          • newenglandsun says:

            “the Apostles’ Creed…is the oldest and simplest creed of the church” (Alister E. McGrath, “I Believe: Exploring the Apostles’ Creed”, 14)

          • Andrew Dowling says:

            Simply putting this quote down is not telling me anything (McGrath is not a biblical scholar, he’s an apologist). Again,
            i) There is no evidence of even a primitive version of the Apostle’s Creed before the late 2nd/early 3rd century, and even then that is giving its existence the benefit of the doubt based on Patristic quotes that “perhaps” allude to pieces of the Creed but none which directly quote or affirm it.

            ii) To say the AC is earlier than 1 Corinthians 15 is simply absurd.

          • newenglandsun says:

            mcgrath is an historical theologian and was formerly the head of the department of theology at oxford university. i don’t know where you got the idea he was an apologist. he’s done some apologetic work but he is definitely a quality scholar in the field of historical theology and a recognized authority within the given field.

        • What’s hard to understand? Isaiah 7 has a 3-verse section that talks about a boy who would be named Immanuel, born in the ordinary way, whose youth was to be used to measure time.

          Matthew and Luke talk about a boy prophesied to be named Immanuel (but who wasn’t) born to a virgin who came to save the world.

          How it’s not obvious that these are the same kid, I can’t imagine.

          • Gary says:

            Nor El & YHWH being the same God, nor a snake and haSatan and an Isaiah’s fallen being the same Devil. Hosea had a project. Paul had a project. Lots of people. Lots of projects. A Sola Scriptura should retain all this delightfulness. Systematizing is Tradition but more a tradition layered onto the texts than revealed within the texts. When someone says they have a high view of Scripture it’s often code for having a high view of one’s own camp’s view of Scripture. Also, if someone would fix my pastor’s preaching about these things, it would make church-going better and in ways I think more consistent with the Bible itself as well as fear-of-God over fear-of-man [and social stability and income]. Are any readers here teachers at seminaries or folks who get pulpit time themselves? If you could help us out please.

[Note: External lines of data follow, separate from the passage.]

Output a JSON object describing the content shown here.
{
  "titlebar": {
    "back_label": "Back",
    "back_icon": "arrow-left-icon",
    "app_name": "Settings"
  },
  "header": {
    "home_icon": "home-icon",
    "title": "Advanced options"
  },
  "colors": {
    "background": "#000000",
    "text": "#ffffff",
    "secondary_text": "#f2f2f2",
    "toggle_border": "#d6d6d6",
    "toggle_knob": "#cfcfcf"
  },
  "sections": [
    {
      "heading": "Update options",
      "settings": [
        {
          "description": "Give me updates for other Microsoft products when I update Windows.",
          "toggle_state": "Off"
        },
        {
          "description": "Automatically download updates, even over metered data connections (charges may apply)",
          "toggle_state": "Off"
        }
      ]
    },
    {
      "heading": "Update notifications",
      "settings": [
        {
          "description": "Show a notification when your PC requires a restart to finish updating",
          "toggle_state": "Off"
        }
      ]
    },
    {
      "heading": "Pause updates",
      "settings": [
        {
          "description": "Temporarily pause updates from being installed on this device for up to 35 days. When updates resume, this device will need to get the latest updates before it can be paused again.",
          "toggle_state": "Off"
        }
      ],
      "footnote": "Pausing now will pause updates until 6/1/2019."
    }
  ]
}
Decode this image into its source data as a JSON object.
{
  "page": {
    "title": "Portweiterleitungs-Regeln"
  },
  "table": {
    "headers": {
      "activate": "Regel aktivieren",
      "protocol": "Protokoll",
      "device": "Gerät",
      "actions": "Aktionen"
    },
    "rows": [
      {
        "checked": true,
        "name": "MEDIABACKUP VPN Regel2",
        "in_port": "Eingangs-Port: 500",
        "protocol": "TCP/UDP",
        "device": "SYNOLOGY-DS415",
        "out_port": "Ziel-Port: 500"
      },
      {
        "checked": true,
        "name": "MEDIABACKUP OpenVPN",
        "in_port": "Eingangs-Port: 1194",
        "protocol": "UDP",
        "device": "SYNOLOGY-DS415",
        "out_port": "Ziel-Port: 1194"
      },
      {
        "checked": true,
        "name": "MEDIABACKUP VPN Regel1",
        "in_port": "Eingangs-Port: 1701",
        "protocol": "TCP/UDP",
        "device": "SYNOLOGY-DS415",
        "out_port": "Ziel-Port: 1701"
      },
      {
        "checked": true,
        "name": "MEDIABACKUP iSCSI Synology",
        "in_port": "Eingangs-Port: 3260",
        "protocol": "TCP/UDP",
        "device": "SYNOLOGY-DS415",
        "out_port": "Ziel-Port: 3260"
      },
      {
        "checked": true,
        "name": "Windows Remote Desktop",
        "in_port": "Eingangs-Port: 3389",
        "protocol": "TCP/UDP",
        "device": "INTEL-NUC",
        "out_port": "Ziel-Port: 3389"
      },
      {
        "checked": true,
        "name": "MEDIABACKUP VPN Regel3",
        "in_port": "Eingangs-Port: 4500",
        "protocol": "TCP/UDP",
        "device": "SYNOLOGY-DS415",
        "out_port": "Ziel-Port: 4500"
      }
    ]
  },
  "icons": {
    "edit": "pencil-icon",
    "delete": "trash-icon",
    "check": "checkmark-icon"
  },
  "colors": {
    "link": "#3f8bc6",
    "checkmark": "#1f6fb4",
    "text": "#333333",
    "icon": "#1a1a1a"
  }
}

          • Dre'as Sanchez says:

            Wo . You’re spot on. Im currently at seminary now; hoping to be a Pastor just like the one you mentioned 🙂

  • Duncan Pugh says:

    I also have problems that he calls himself an apostle on a par with the original disciples. Furthermore his biography would seem to be an attempt to steal the limelight from Jesus at the same time as providing a particularly perverse, and sadly very influential, interpretation of his life and teachings?

    • Paul D. says:

      The way Paul uses phrases like “Christ in me”, you almost get the idea he thinks he is channeling Christ. He claims his teachings are visionary revelations to him from Christ himself, so why shouldn’t they trump (in Paul’s mind) whatever anyone else is preaching?

      • Andrew Dowling says:

        That’s actually a standard theological tent of conservative evangelicalism and Reformed theology. Jesus’s ministry/ the SOTM are not eternal teachings from God; they were simply articulated to show how humans can never meet God’s standards for moral behavior. Thus the need for the PSA/cross. Then Paul, with Jesus basically speaking in his right ear, “correctly” articulates the Gospel. This of course basically supercedes everything Jesus says in the 4 Gospels.

        The first time I heard the above I was horrified, to say the least, but its fairly common.

      • Duncan Pugh says:

        I think they do don’t they … in his own mind … he carried on in his role as ‘enforcer’ after the miraculous event that put him on a par with the original apostles. He is the anti-Christ as far as I and Nietzsche are concerned.

        Scorsese’s ‘Last Temptation of Christ’ is quite unequivocal on this point too!

  • AlanCK says:

    Dear Soldier,

    It’s at moments like these we just need to remember the words of our Lord himself, “The seventeenth-century you will always have with you.”

  • Ken Temple says:

    Just wondering why my comments were not accepted. Why?

Leave a Reply